:: GIVEN DATA

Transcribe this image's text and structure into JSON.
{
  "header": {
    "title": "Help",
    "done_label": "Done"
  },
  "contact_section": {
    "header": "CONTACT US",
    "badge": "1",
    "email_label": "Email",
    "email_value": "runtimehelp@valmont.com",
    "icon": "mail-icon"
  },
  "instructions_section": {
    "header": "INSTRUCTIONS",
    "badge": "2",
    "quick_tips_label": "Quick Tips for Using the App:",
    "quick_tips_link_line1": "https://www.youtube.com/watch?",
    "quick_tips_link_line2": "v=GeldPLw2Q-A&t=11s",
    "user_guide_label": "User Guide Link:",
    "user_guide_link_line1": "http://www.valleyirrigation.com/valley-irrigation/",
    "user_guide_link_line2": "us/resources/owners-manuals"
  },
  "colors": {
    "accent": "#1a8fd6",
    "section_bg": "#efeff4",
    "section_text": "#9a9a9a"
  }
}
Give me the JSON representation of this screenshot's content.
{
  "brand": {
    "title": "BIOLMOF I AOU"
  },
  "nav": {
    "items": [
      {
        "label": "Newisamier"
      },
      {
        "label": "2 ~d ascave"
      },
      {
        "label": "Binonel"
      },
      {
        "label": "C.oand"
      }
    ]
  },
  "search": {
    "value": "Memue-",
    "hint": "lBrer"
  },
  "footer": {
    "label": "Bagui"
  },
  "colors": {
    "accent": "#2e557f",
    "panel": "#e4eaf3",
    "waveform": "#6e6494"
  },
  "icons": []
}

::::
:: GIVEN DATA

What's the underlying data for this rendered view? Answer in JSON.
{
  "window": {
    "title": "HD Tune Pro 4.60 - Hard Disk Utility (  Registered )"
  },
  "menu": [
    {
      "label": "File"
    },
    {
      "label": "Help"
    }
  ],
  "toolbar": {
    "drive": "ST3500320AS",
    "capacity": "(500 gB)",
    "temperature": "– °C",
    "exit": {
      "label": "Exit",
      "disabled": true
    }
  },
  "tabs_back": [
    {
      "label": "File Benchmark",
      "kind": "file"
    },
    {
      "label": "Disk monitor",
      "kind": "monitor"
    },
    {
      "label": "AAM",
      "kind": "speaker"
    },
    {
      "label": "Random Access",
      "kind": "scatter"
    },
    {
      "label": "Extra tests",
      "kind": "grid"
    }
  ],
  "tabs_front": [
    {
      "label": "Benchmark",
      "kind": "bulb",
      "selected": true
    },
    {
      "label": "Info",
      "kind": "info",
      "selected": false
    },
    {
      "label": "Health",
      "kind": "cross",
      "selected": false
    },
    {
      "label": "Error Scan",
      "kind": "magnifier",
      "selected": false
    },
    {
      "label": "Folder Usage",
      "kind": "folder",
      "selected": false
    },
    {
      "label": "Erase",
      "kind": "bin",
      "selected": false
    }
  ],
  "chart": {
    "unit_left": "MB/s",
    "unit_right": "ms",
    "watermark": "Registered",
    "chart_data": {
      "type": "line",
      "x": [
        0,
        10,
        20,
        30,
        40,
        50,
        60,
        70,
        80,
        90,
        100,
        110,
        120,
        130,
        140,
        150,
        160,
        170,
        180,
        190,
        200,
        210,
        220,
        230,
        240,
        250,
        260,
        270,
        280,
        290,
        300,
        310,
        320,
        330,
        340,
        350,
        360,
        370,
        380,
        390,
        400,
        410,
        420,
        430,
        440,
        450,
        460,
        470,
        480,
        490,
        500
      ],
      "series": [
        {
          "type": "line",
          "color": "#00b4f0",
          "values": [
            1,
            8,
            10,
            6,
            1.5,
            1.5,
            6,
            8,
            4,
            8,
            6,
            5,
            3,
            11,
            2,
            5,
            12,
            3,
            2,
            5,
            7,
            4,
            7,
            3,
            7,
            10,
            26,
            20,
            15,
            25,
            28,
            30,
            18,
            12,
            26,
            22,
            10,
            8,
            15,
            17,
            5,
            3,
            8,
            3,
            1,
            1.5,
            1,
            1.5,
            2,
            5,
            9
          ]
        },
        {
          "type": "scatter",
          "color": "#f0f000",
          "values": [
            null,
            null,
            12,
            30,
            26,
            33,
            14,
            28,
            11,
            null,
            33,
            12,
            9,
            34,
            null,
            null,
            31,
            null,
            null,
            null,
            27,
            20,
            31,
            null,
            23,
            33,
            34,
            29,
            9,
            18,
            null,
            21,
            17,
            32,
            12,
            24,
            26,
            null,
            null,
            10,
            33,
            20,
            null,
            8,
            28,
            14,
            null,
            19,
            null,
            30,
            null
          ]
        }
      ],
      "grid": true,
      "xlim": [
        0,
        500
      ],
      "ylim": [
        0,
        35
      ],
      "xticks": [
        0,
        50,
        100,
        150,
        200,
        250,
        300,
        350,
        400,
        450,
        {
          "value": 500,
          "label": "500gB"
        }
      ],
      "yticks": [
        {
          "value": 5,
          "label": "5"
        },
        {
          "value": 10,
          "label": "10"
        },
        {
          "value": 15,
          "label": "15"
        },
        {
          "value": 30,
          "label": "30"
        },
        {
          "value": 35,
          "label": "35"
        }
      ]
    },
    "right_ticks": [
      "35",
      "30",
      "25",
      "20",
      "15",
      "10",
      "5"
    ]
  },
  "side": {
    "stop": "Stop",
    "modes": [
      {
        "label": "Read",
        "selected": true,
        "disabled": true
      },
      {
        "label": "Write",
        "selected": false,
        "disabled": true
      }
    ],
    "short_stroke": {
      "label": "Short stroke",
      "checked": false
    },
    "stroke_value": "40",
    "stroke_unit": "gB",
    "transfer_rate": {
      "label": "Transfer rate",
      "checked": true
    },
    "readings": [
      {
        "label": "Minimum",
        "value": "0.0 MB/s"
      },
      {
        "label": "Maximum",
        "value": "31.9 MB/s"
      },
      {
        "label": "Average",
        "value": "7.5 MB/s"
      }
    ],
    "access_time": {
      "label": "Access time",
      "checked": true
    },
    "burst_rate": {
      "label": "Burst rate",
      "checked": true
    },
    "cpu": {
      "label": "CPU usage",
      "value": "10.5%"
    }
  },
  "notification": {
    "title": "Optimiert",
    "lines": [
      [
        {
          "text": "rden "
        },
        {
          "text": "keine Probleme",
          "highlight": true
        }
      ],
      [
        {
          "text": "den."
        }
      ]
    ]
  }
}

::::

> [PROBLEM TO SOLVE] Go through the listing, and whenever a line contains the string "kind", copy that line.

> [PROBLEM SOLUTION]
      "kind": "file"
      "kind": "monitor"
      "kind": "speaker"
      "kind": "scatter"
      "kind": "grid"
      "kind": "bulb",
      "kind": "info",
      "kind": "cross",
      "kind": "magnifier",
      "kind": "folder",
      "kind": "bin",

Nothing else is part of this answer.